(Your assignment): Across the entries below, the lines containing "Главная" should be counted and only their number returned.

------------------------------------

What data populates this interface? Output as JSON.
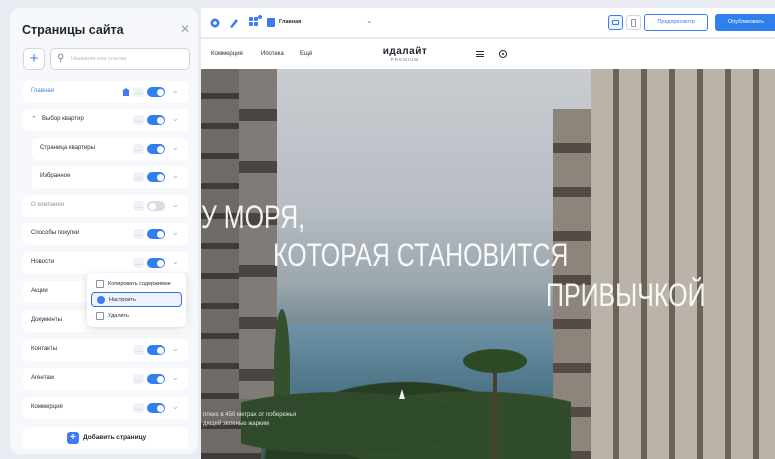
{
  "sidebar": {
    "title": "Страницы сайта",
    "search_placeholder": "Название или ссылка",
    "add_page_label": "Добавить страницу",
    "pages": [
      {
        "label": "Главная",
        "state": "active",
        "home": true,
        "enabled": true
      },
      {
        "label": "Выбор квартир",
        "state": "expanded",
        "enabled": true
      },
      {
        "label": "Страница квартиры",
        "state": "child",
        "enabled": true
      },
      {
        "label": "Избранное",
        "state": "child",
        "enabled": true
      },
      {
        "label": "О компании",
        "state": "muted",
        "enabled": false
      },
      {
        "label": "Способы покупки",
        "state": "normal",
        "enabled": true
      },
      {
        "label": "Новости",
        "state": "normal",
        "enabled": true
      },
      {
        "label": "Акции",
        "state": "normal",
        "enabled": true
      },
      {
        "label": "Документы",
        "state": "normal",
        "enabled": true
      },
      {
        "label": "Контакты",
        "state": "normal",
        "enabled": true
      },
      {
        "label": "Агентам",
        "state": "normal",
        "enabled": true
      },
      {
        "label": "Коммерция",
        "state": "normal",
        "enabled": true
      }
    ]
  },
  "context_menu": {
    "items": [
      {
        "label": "Копировать содержимое",
        "icon": "copy-icon"
      },
      {
        "label": "Настроить",
        "icon": "gear-icon",
        "highlighted": true
      },
      {
        "label": "Удалить",
        "icon": "trash-icon"
      }
    ]
  },
  "toolbar": {
    "current_page": "Главная",
    "preview_label": "Предпросмотр",
    "publish_label": "Опубликовать"
  },
  "site": {
    "nav": [
      "Коммерция",
      "Ипотека",
      "Ещё"
    ],
    "logo_main": "идалайт",
    "logo_sub": "PREMIUM",
    "hero_line1": "У МОРЯ,",
    "hero_line2": "КОТОРАЯ СТАНОВИТСЯ",
    "hero_line3": "ПРИВЫЧКОЙ",
    "hero_small_1": "плекс в 450 метрах от побережья",
    "hero_small_2": "дящей зеленью жарким"
  },
  "colors": {
    "accent": "#2f80ed",
    "panel_bg": "#f7f8fb",
    "page_bg": "#e9ecf3"
  }
}
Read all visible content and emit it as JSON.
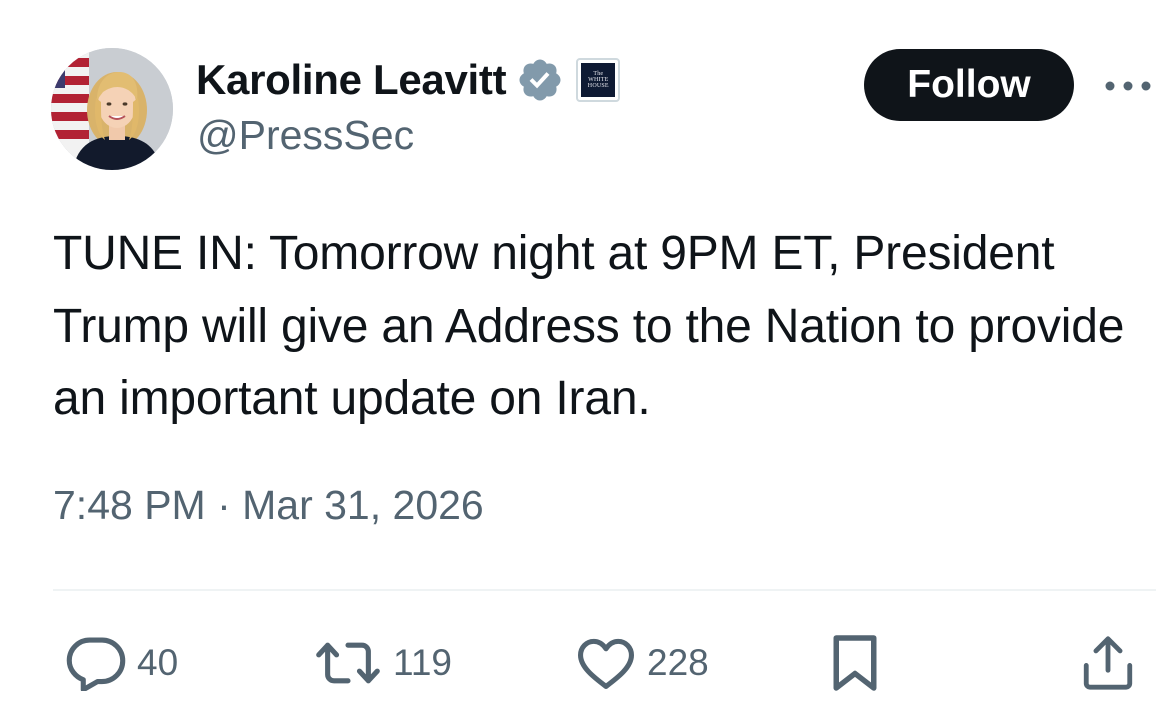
{
  "author": {
    "display_name": "Karoline Leavitt",
    "handle": "@PressSec",
    "verified_icon": "verified-badge-icon",
    "verified_color": "#829aab",
    "affiliation_badge": {
      "icon": "white-house-logo",
      "line1": "The",
      "line2": "WHITE",
      "line3": "HOUSE"
    }
  },
  "header": {
    "follow_label": "Follow",
    "more_icon": "more-options-icon"
  },
  "tweet": {
    "text": "TUNE IN: Tomorrow night at 9PM ET, President Trump will give an Address to the Nation to provide an important update on Iran.",
    "timestamp": "7:48 PM · Mar 31, 2026"
  },
  "actions": {
    "reply_count": "40",
    "retweet_count": "119",
    "like_count": "228",
    "icons": [
      "reply-icon",
      "retweet-icon",
      "like-icon",
      "bookmark-icon",
      "share-icon"
    ]
  },
  "colors": {
    "text_primary": "#0f1419",
    "text_secondary": "#536471",
    "follow_bg": "#0f1419",
    "divider": "#eff3f4"
  }
}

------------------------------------

(Completed task): 2